Apart from the usual joy of seeing a struggling pupil succeed (surely everyone needs to write that!), it has to be sharing resources and networking. Whether it be in the maths team room at break while eating my 6th chocolate digestive, or at a maths conference with 500 other teachers. Learning/finding new stuff is so much fun!
What do you think are the main challenges that maths teachers face?
It comes up a lot – but one thing is that fact some people feel it’s ok to brag about being rubbish at maths! Nobody laughs about being illiterate but its ok to have a chuckle about failing maths! Why?
What advice do you have for people just starting out in Maths education, or who would like to become involved?
Use the web and twitter as a resource. Be proud of being a maths geek in front of the pupils. Make sure you can do every single question you are going to set the pupils.
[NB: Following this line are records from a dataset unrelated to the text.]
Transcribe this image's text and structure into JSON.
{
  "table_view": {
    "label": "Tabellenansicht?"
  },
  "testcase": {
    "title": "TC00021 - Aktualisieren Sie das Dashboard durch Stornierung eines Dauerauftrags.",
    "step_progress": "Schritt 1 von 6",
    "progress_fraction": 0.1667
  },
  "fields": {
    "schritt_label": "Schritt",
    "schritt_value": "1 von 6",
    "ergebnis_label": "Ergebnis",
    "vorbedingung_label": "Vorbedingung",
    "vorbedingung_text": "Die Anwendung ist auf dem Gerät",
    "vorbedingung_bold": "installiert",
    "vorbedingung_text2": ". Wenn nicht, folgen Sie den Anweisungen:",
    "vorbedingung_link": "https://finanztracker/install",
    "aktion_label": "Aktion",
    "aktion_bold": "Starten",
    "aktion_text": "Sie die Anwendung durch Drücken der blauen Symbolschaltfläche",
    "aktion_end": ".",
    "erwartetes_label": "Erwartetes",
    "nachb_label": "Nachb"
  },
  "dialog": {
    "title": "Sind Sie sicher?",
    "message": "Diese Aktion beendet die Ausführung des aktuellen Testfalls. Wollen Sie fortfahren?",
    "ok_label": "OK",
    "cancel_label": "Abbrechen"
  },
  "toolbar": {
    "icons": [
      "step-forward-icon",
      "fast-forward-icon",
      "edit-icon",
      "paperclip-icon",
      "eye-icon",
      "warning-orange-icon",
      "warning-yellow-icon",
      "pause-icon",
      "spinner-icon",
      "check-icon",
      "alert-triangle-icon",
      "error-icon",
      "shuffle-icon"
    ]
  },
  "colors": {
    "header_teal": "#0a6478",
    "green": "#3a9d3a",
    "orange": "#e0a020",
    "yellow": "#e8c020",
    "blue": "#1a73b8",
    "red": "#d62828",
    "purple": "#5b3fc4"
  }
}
What tools/resources do you use to help you in your work?
As a leader/manager: Email. Email parents, email SLT, email colleagues. Don’t just tell someone, email them.
As a teacher: Everything you can get your hands on. Don’t be afraid of using a textbook. Don’t be afraid of using an ipad. iDoceo is a great app for teachers, there are loads of other great maths apps. Use fellow teachers as your greatest resource. As Johnny Ball said nearly everything in education is theft!
What is the best advice you’ve been given?
I’ve had loads of great advice but the one that sticks the most is what someone said to me during my first PGCE placement school. The guy (he’ll remain anonymous) taught maths, PE, RE, PSHE and more. In the evenings he worked as a magician so was always busy. His advice – NEVER TAKE A SET OF BOOKS HOME!
Since then I rarely take books home, book marking is done at school 95% of the time. I’ll take tests home but will always try to avoid taking books.
Anything else you’d like to add?
I’ve given myself 2 years to see if I can get my website off the ground. There’s not a lot on there yet as during the school day everyone cuts and pastes from other materials because its quicker and easier. But I try to put something of my own creation on my website every couple of weeks. If you can’t find anything you like from my resources then please look at the links page and check out the other amazing websites that are out there. Please visit www.letsgetmathing.co.uk. Tell me what I can do to improve it, suggest resources you’d like me to make. I would appreciate any constructive feedback.
Thanks – And remember. No faffing when you’re mathing!